- By Levi Rickert
Indians of All Tribes will commemorate the 52nd anniversary of the Native Student Occupation of Alcatraz Island on Saturday, November 20, 2021 on Alcatraz Island.
For years, the island was home to a federal penitentiary. Called the “Rock,” the penitentiary’s most famous inmate was notorious gangster Al Capone. After the prison closed in 1963, Native Americans began to petition the federal government to put it into “Indian land.”
It was on November 20, 1969 when a group of 89 Native Americans from many tribes landed by boat on Alcatraz Island and claimed the former prison as Indian territory.
Want more Native News? Get the free daily newsletter today.
The group of students formed Indians of All Tribes, which still exists today.
For 19 months the Indians of All Tribes occupied Alcatraz Island, defying then President Richard Nixon, the U.S. Coast Guard, and other branches of the federal government who ordered the Native Americans to leave.
“After centuries of broken treaties, brutal injustice and discriminatory US Government policies which sought to assimilate Indians and erase their traditions and heritage, this fight for the survival of their people, took on meaningful action by annexing Alcatraz and demanding its possession in a call for attention to their plight, ultimately capturing the attention of the San Francisco Bay Area, the nation and the world,” Dr. LaNada War Jack, one of the original students who took over Alcatraz Island, said in a press release.
On Saturday, a program will begin at 10 a.m. Pacific Time,, that will include a welcome and land acknowledgement.
Citing the progress with President Joe Biden selecting Deb Haaland (Laguna Pueblo) to be the first Native American to become a presidential cabinet secretary and the president’s nomination of Charles F. Sams III, a tribal citizen of the Confederated Tribes of Umatilla, to become the director of the National Park Service, Indians of All Tribes organizers feel the timing may right to call for the establishment of Native American cultural center on Alcatraz Island.
The cultural center would create a permanent cultural presence on Alcatraz Island as a space for learning and gathering and is consistent with the stated goal of the National Park Service to recognize Indigenous culture as part of the national experience.
It appears we have had some initial support from the Park Service and IOAT intends to continue their plight for a physical presence on Alcatraz to share their histories and culture. Plans include having educational credit sponsored by a bay area college or university and continue to share the Indians of All Nations' stories and culture with teachers, professors and students.
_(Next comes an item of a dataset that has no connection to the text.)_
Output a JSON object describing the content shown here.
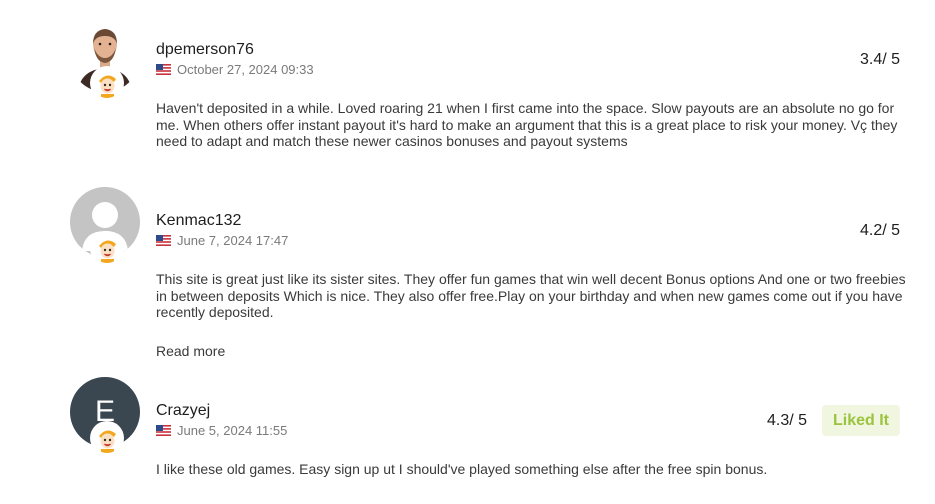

The plan has its roots in some of the demands Indians of All Tribes made back over a half century ago. The plan called for an architectural plan for Thunderbird University and a cultural center. Although this never became a reality, President Nixon took some brave actions and signed an Executive Order to eradicate the Termination Policy in 1970. This stopped the states from terminating reservations and taking more land, and included strengthening the Bureau of Indian Affairs budget and Indian Health Service, among implementation of positive governmental policies.
To the first Native American to attend UC Berkeley, Dr. LaNada War Jack and Richard Oakes of SF State University, who initially led the coalition of Indians from across the country into a 19-month occupation of Alcatraz Island, the success and sacrifice of a peaceful revolution will continue to embark on its goal.
Dr. War Jack is on the present IOAT planning committee and will share this story as an original leader and Alcatraz veteran.
More Stories Like ThisThis Day in History — May 28, 1830, Andrew Jackson Signs Indian Removal Act
Native News Weekly (May 28, 2023): D.C. Briefs
Oklahoma Legislature Overrides Governor Stitt’s Veto of Native Regalia Bill
Native Bidaské with Lummi Nation Chairman Anthony Hillaire on the Opioid Crisis
Tohono O’odham Citizen Shot and Killed by U.S. Border Patrol; FBI Investigating
Native News is free to read.
We hope you enjoyed the story you've just read. For the past dozen years, we’ve covered the most important news stories that are usually overlooked by other media. From the protests at Standing Rock and the rise of the American Indian Movement (AIM), to the ongoing epidemic of Murdered and Missing Indigenous People (MMIP) and the past-due reckoning related to assimilation, cultural genocide and Indian Boarding Schools.
Our news is free for everyone to read, but it is not free to produce. That’s why we’re asking you to make a donation to help support our efforts. Any contribution — big or small — helps. Most readers donate between $10 and $25 to help us cover the costs of salaries, travel and maintaining our digital platforms. If you’re in a position to do so, we ask you to consider making a recurring donation of $12 per month to join the Founder's Circle. All donations help us remain a force for change in Indian Country and tell the stories that are so often ignored, erased or overlooked.
Donate to Native News Online today and support independent Indigenous journalism. Thank you.